The Lumina Foundation, an independent, private foundation based in Indianapolis, Indiana, has released its 2017 report, “A Stronger Nation: Learning Beyond High School Builds American Talent.” The Lumina Foundation states that by 2025, 60% of Americans will need educational credentials beyond the high school diploma in order to achieve economic success and stability. This is due to the shift in national and global economies as the United States moves from an industrial economy to a knowledge-based economy.
The report analyzes education attainment in fifty states. Education attainment beyond high school includes technical certifications, associate degrees, bachelor degrees, graduate and professional degrees. Specifically, Montana has an overall attainment rate of 44% with a goal of 60% by 2020. The study finds that “Montana’s overall rate of educational attainment has increased by 6.4 percentage points since 2008” (http://strongernation.luminafoundation.org/report/2018/#state/MT). Yet Montana lags behind the national average of 46.9%.
The Lumina Foundation also tracks attainment levels for five racial and ethnic groups in the United States. The report focuses on groups whose members are between the ages of 25-64 and who report having earned at least an associate’s degree.

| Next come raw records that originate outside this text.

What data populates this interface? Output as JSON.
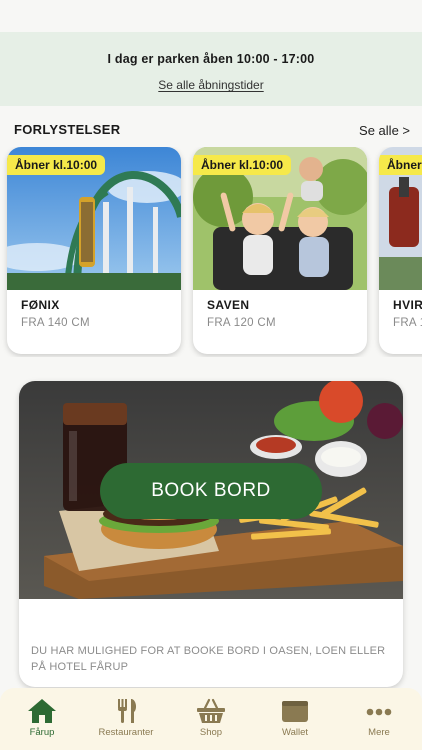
{
  "banner": {
    "title": "I dag er parken åben 10:00 - 17:00",
    "link": "Se alle åbningstider"
  },
  "rides_section": {
    "title": "FORLYSTELSER",
    "see_all": "Se alle >"
  },
  "rides": [
    {
      "badge": "Åbner kl.10:00",
      "name": "FØNIX",
      "height": "FRA 140 CM"
    },
    {
      "badge": "Åbner kl.10:00",
      "name": "SAVEN",
      "height": "FRA 120 CM"
    },
    {
      "badge": "Åbner",
      "name": "HVIR",
      "height": "FRA 1"
    }
  ],
  "promo": {
    "button": "BOOK BORD",
    "text": "DU HAR MULIGHED FOR AT BOOKE BORD I OASEN, LOEN ELLER PÅ HOTEL FÅRUP"
  },
  "tabbar": {
    "items": [
      {
        "label": "Fårup",
        "icon": "home-icon",
        "active": true
      },
      {
        "label": "Restauranter",
        "icon": "fork-knife-icon",
        "active": false
      },
      {
        "label": "Shop",
        "icon": "basket-icon",
        "active": false
      },
      {
        "label": "Wallet",
        "icon": "wallet-icon",
        "active": false
      },
      {
        "label": "Mere",
        "icon": "more-icon",
        "active": false
      }
    ]
  },
  "colors": {
    "accent_green": "#2d6a33",
    "badge_yellow": "#f6e94a",
    "banner_bg": "#e6efe6",
    "tabbar_bg": "#fbf6e6",
    "tab_icon": "#8a7a52"
  }
}
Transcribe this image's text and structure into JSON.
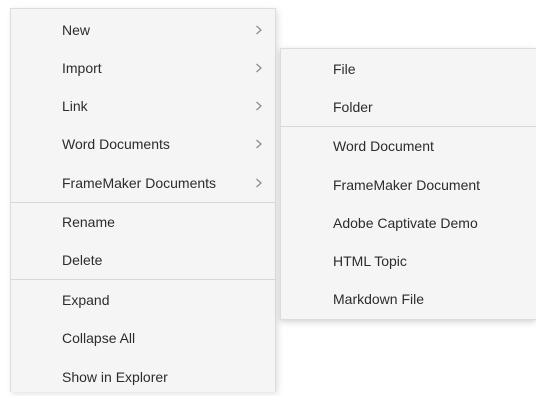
{
  "main_menu": {
    "items": [
      {
        "label": "New"
      },
      {
        "label": "Import"
      },
      {
        "label": "Link"
      },
      {
        "label": "Word Documents"
      },
      {
        "label": "FrameMaker Documents"
      },
      {
        "label": "Rename"
      },
      {
        "label": "Delete"
      },
      {
        "label": "Expand"
      },
      {
        "label": "Collapse All"
      },
      {
        "label": "Show in Explorer"
      }
    ]
  },
  "submenu": {
    "items": [
      {
        "label": "File"
      },
      {
        "label": "Folder"
      },
      {
        "label": "Word Document"
      },
      {
        "label": "FrameMaker Document"
      },
      {
        "label": "Adobe Captivate Demo"
      },
      {
        "label": "HTML Topic"
      },
      {
        "label": "Markdown File"
      }
    ]
  },
  "chevron_icon": "chevron-right-icon"
}
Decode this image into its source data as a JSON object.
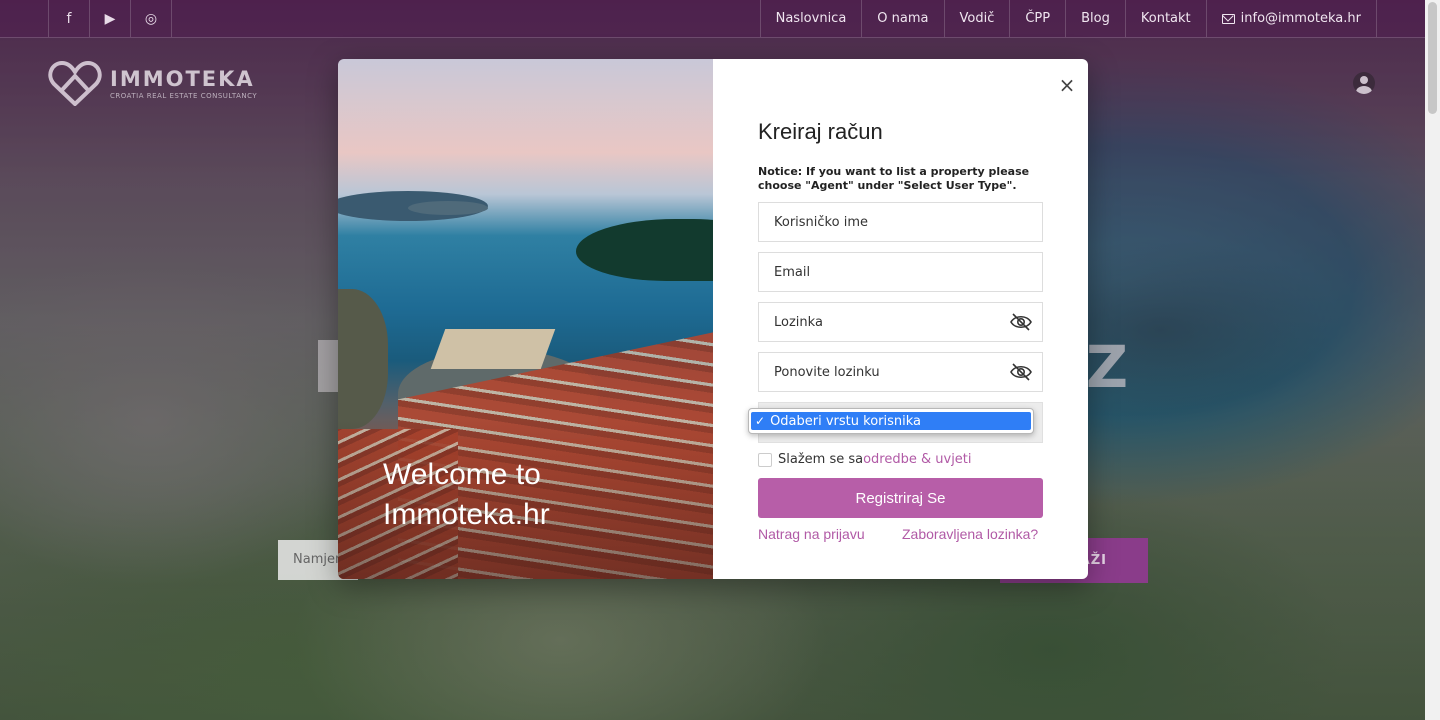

Montana falls short in education attainment for American Indians with 25.8% of American Indians attaining education beyond high school. The national average is 24%. The attainment rate for African-Americans in Montana is 28.1% (national average 30% attainment). The attainment rate for Hispanics in Montana is 35.3% (national average 21.9% attainment). For Asian and Pacific Islanders in Montana, the attainment rate is 51.5% (national average 61.7% attainment). The attainment rate for people who identify as White in Montana is 41.7% (national average 46.4% attainment).
The report also compares counties in Montana for attainment in order to help state and local leaders target where resources are most needed. This part of the study focused on people between the ages of 25-64 and have at least an associate’s degree. Yellowstone County, with a population of 158,437, has an attainment rate of 38.9%. Gallatin County, a population of 104,502, has an attainment rate of 55.2%, the highest in the state. Musselshell County, a population of 4,589, has an attainment rate of 19.8%, the lowest in the state (http://strongernation.luminafoundation.org/report/2018/#state/MT).
The report finds that although states are increasing their attainment rates, large gaps still persist especially in the attainment rates of African American, American Indian, and Hispanic groups (http://strongernation.luminafoundation.org/report/2018/#nation). The report asserts: “Because educational attainment beyond high school has become the key determinant of economic opportunity and social mobility, closing these gaps is crucial.” (http://strongernation.luminafoundation.org/report/2018/#state/MT). Given this data, Montana should invest its resources in closing the attainment gap in order to develop talent. This would then enable Montanans to achieve financial stability and strengthen the state’s long-term economic potential.